Most marriages can work reasonably well in good times when, for example, the finances are sound and differences are not aggravated by external factors. The relative success of the Partnership was in large measure due to easy communication and sense of trust. Much of that has now dissipated. The global financial crisis, the crisis in government finances, the burden of debt and deficits and pressure on the foreign reserves served to acerbate the latent tensions in the accord. The Government, partly as a consequence of external constraints affecting the productive sectors and partly as a result of its own fiscal imprudence has been unable to pay the traditional public sector wage increases and has been forced to cut spending by retrenching workers while raising taxes on corporations and individuals. The trade unions found a limit to what they could do. There are those who felt that they abandoned the workers. However, to wage an all-out defence of the sacked workers ran the risk of further ruining an already struggling economy, placing Barbados in a situation where it might be unable to honour its external obligations and for the first time default on its debt. Such an occurrence could bring the country to its knees, with devastating consequences. Not surprisingly, the idea of widening strike action never gained traction
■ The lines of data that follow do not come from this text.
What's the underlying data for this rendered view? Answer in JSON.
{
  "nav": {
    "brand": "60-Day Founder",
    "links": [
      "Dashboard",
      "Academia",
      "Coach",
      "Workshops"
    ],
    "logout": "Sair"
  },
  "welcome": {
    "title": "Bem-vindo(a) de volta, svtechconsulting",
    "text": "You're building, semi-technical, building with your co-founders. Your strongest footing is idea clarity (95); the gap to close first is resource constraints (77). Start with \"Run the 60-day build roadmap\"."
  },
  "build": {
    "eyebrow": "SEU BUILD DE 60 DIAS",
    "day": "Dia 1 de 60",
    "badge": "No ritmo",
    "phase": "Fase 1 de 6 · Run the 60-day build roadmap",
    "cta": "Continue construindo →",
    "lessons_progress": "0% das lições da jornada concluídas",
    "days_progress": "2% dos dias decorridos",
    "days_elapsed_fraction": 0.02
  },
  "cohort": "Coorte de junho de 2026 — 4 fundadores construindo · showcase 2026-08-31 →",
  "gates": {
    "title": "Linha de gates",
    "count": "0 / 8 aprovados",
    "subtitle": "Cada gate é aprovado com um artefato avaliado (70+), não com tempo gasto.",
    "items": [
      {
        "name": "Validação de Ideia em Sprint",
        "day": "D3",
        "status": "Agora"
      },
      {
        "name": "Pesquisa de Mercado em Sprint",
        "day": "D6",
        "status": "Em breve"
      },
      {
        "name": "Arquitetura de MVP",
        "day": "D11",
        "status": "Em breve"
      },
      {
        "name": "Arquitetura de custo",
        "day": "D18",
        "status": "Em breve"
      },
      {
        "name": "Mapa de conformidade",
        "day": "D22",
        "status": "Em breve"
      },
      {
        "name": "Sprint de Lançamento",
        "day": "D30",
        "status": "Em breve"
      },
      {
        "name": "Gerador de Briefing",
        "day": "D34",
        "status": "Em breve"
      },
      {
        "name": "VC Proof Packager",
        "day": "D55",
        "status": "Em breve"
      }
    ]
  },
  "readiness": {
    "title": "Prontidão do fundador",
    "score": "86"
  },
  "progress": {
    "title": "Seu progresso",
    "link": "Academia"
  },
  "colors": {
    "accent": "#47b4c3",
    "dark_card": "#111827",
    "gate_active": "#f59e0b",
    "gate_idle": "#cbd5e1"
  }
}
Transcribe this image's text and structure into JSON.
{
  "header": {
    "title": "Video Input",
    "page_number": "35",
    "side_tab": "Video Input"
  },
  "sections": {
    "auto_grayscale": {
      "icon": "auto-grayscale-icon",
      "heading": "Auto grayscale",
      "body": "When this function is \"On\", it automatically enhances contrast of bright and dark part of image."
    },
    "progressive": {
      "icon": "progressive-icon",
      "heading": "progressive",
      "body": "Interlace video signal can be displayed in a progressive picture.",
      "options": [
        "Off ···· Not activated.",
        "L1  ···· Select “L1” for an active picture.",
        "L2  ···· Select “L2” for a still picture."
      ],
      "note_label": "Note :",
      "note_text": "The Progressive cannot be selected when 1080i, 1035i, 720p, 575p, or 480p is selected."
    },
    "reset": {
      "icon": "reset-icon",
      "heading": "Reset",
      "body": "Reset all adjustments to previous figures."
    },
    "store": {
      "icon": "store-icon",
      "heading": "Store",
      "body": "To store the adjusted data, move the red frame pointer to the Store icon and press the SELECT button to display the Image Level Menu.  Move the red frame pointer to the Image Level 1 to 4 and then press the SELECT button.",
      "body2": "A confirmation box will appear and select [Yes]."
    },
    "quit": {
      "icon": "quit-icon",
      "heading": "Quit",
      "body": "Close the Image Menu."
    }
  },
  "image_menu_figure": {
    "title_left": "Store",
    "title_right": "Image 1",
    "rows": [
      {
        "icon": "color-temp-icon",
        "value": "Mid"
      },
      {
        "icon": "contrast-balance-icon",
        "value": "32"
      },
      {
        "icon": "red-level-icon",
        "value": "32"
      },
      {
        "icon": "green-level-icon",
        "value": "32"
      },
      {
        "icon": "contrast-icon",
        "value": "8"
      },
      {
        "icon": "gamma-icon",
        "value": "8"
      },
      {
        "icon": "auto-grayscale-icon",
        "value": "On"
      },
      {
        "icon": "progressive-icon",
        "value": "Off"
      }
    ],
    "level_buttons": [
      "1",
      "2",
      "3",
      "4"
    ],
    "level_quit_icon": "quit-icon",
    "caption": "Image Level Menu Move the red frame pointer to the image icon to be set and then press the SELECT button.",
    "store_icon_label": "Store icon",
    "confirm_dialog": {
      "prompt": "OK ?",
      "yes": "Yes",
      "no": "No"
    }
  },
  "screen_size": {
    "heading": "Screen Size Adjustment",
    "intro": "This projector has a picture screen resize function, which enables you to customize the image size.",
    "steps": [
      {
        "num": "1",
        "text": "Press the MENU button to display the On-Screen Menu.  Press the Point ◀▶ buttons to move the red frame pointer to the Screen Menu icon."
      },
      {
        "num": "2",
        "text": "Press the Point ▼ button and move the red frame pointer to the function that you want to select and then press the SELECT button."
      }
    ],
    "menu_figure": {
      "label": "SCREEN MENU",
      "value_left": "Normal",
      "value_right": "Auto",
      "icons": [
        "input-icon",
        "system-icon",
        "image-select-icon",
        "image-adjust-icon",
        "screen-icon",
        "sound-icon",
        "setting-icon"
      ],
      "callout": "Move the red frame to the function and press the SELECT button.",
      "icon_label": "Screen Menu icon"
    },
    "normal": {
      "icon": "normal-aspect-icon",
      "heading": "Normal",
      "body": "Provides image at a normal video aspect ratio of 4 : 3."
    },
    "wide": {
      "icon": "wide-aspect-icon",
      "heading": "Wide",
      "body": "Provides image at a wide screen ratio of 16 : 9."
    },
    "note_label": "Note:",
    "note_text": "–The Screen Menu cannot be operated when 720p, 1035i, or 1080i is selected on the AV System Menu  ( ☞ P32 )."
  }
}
The private sector’s disenchantment with the SP seems to hinge mainly on the fact of increased taxation on an already burdened sector, annoyance with an absence of clarity and direction in Government policy, paucity of continuous dialogue and the cumulative silence of leadership, breeding a lack of confidence inimical to growth through business facilitation. It is pathetic that in the current conditions, the full partnership has not met for almost a year. On April 14, the council of the BEC declared its intention not sign an extension to Protocol VI which had expired on March 31. The Government, arguably the weakest link in the chain, contends that the private sector was not doing enough to help pull the country out of the recession even as many enterprises struggle to survive.
Barbados will continue to be a capitalist economy within the context of a liberal democratic polity and with a high level of dependency on prevailing external forces. Capitalism has undergone a crisis, but the idea that it is in peril is misconceived. Indices do not indicate any significant global contraction of entrepreneurial enterprise. It will behove Government and people to manage their business adroitly. What the Social Partnership may require most at this juncture is a dialogue to build a platform for the sustainability of what is essentially a noble project.          
 Ralph Jemmott is a retired educator and social commentator; email [email protected]